First step is to simply calculate the cost of the current approach to your business. This can be very hard for leadership, because often how you experience technology usage vs. the rest of the company is different. But, this leaves leadership vulnerable on the back end.
Leaders often have the newer systems and if they need help they can almost demand it of others. They also get priority service and often get to fly above the real turbulence. The problem is that the staff’s efficiency and ability to get work done is impacted which hurts the overall business performance. Overall business performance reduces value and profitability which then hits the leaders, but does so in a concealed manner.
Next step to get the real effect is to dig into the organization, spend a little time asking questions, observing work flow and workarounds and get candid information from managers and employees. An internal survey may do the trick, but it really depends on the organization.
Here is where you will find tangible value in redesigning your IT approach. Once you have been in the trenches and better understand the usage of technology in your business, you can begin to fill in the holes and decide if your solution to IT support and service is appropriate.
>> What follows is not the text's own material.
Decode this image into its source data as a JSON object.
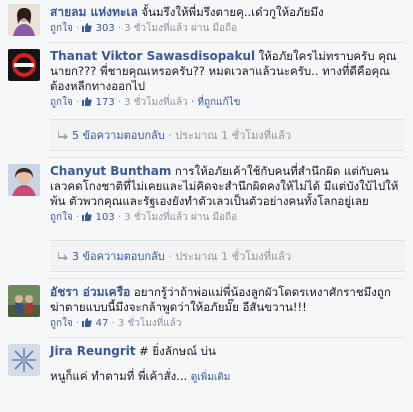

If you find that your approach it is not the appropriate solution, that’s when you begin researching options available to you and that best fit your needs. You can speak to us at NENS at any time about what it means to be a NENS client and how our approach can alleviate your business from IT stress. Even if we are not the best fit for you we can point you in the right direction. Feel free to call 781-933-9300 or email us firstname.lastname@example.org.